Ataxin-3 suppresses polyglutamine neurodegeneration in Drosophila by a ubiquitin-associated mechanism

Mol Cell. 2005 Apr 1;18(1):37-48. doi: 10.1016/j.molcel.2005.02.030.


Two central issues in polyglutamine-induced neurodegeneration are the influence of the normal function of the disease protein and modulation by protein quality control pathways. By using Drosophila, we now directly link host protein function and disease pathogenesis to ubiquitin pathways in the polyglutamine disease spinocerebellar ataxia type 3 (SCA3). Normal human ataxin-3--a polyubiquitin binding protein with ubiquitin protease activity--is a striking suppressor of polyglutamine neurodegeneration in vivo. This suppressor activity requires ubiquitin-associated activities of the protein and is dependent upon proteasome function. Our results highlight the critical importance of host protein function in SCA3 disease and a potential therapeutic role of ataxin-3 activity for polyglutamine disorders.

Publication types

  • Research Support, Non-U.S. Gov't
  • Research Support, U.S. Gov't, P.H.S.

MeSH terms

  • Animals
  • Animals, Genetically Modified
  • Ataxin-3
  • Drosophila melanogaster / genetics
  • Humans
  • Machado-Joseph Disease / genetics
  • Mutagenesis, Site-Directed
  • Nerve Degeneration / genetics*
  • Nerve Degeneration / prevention & control*
  • Nerve Tissue Proteins / genetics*
  • Nerve Tissue Proteins / metabolism
  • Nuclear Proteins
  • Peptides / toxicity*
  • Polymorphism, Genetic
  • Repressor Proteins
  • Ubiquitin / metabolism*

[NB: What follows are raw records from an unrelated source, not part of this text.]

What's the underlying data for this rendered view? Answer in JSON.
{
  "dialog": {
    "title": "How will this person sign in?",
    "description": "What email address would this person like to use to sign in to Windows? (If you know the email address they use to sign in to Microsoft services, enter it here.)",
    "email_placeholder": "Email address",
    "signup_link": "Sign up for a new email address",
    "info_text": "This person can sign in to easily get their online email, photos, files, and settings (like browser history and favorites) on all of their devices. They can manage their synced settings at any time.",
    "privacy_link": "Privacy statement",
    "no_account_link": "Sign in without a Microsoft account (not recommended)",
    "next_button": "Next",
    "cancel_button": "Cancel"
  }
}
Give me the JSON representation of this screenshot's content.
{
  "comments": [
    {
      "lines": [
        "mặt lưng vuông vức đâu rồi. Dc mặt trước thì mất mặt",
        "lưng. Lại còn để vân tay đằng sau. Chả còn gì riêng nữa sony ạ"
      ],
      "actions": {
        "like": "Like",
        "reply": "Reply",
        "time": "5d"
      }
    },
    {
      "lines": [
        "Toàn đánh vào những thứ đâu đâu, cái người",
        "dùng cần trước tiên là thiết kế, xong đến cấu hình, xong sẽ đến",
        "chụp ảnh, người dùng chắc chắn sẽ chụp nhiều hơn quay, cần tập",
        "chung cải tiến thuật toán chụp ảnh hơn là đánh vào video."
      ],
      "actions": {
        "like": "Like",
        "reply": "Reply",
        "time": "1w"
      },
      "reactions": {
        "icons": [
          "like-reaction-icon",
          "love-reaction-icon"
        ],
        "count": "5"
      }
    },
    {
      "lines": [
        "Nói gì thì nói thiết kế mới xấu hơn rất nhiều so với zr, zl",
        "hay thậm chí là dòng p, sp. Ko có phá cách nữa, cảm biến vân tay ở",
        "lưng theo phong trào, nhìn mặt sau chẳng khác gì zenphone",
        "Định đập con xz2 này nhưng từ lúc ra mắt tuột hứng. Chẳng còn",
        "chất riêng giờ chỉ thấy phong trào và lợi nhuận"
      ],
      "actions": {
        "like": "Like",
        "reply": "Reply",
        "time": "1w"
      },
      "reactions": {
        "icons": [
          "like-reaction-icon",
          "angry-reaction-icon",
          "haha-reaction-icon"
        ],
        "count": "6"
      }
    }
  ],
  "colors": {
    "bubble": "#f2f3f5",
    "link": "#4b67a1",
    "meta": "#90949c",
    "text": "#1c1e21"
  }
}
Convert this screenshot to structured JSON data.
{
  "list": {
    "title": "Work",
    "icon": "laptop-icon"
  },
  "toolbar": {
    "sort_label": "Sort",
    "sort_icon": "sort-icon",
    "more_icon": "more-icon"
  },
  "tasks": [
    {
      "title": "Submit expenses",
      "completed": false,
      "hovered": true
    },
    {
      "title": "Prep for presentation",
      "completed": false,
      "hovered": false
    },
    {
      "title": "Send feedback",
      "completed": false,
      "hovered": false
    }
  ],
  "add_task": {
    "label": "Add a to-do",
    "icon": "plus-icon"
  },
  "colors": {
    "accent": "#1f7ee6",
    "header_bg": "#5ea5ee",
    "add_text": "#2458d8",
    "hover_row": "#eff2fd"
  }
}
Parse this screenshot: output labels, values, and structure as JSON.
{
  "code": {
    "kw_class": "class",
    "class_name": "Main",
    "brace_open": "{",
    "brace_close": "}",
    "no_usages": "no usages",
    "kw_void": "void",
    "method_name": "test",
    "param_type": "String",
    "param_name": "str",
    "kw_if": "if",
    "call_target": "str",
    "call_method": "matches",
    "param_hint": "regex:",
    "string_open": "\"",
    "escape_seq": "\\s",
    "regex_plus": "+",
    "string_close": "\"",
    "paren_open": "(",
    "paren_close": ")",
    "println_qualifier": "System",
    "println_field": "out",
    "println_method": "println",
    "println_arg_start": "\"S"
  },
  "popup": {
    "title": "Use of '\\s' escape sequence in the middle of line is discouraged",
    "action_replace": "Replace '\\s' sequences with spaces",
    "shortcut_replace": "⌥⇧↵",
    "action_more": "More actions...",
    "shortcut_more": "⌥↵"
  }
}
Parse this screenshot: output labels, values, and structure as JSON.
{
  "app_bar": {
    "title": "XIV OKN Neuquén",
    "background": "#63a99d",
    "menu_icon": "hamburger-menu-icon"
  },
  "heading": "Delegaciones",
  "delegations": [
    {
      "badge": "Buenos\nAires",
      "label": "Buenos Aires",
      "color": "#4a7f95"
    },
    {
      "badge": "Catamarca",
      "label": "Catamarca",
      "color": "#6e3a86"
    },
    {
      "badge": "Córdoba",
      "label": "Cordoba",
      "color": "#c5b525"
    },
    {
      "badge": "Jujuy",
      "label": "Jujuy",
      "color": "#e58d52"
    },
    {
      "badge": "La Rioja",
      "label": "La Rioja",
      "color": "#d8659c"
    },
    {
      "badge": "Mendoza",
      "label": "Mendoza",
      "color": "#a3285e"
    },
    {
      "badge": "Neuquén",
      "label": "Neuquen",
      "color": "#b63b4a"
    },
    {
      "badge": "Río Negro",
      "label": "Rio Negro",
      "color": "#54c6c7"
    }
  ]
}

  • Nerve Tissue Proteins
  • Nuclear Proteins
  • Peptides
  • Repressor Proteins
  • Ubiquitin
  • polyglutamine
  • ATXN3 protein, human
  • Ataxin-3